May 22nd, 2013 – Swedish born industrial designer Victor Johansson’s new Ceramic Stereo seamlessly merges the physical and digital to create interactions with improved sensory richness. Using the Ceramic Stereo is simple; connect your smartphone device via bluetooth, place your phone on the wooden center, then move your phone towards a specific edge of the speaker where the phone will detect a command (play, pause, radio, etc.).
Johansson constructed the Ceramic Stereo during his final year at London’s prestigious Central St. Martins University, to illustrate a cohesive way of human interaction with digital design.
“The Ceramic Stereo is one of three outcomes from my degree-project at Central St. Martins. This means that there is about 6-months worth of research and design work preceding the concept,” Johansson explained. While building the Ceramic Stereo, the designer seemed to breeze through the technicalities of constructing the device, but molding the ceramic was a different story. “What took the longest was to create the ceramic bowl itself, I had no prior knowledge to working with ceramic so this was quite a challenge, luckily the amazing technicians at CSM helped me.”
“The interaction-design paradigm of the moment is being centered around swiping our fingertips on glass. May it be phones, tablets, computers, in-car systems, or even refrigerators.” Johansson wanted to reach further, and create objects that humans can interact with in a less tangible way, such as voice commands and waiving your hands in the air.

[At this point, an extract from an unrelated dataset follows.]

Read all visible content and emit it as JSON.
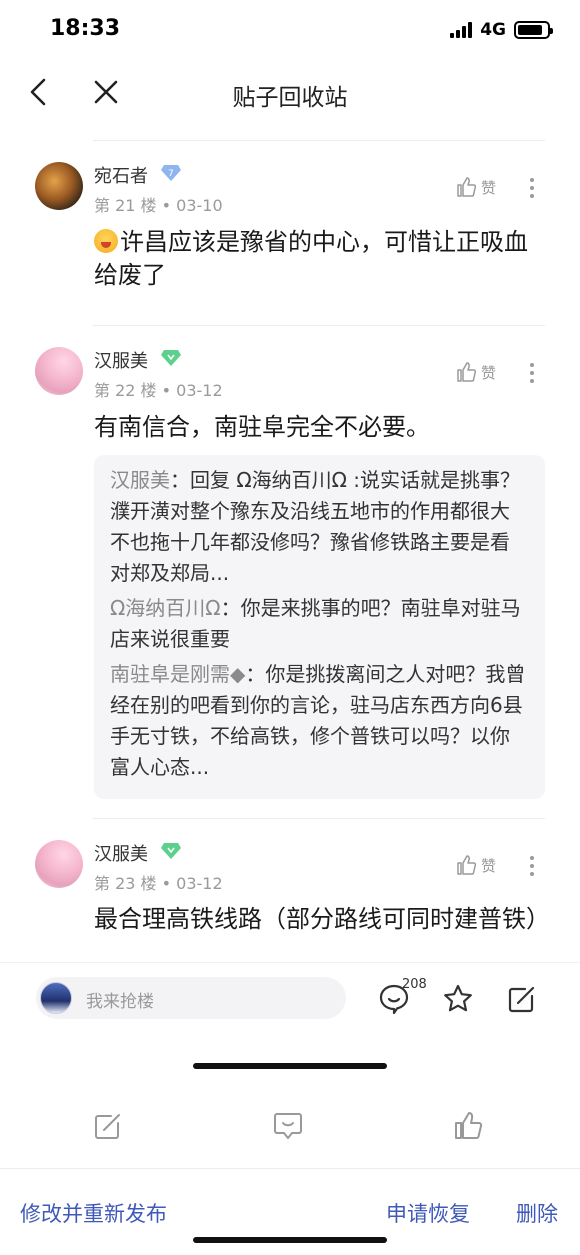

More tangible options do exist. These options often offer more natural interactions with greater tolerances and error margins and that stimulate a wider range of human abilities than it’s screen counterpart. However, more often than not these tangible interfaces end up having very few functions and limited in terms of adaptation and customization. The Ceramic Stereo is Johansson first stab at creating an interactive product containing user friendly commands that act upon movement.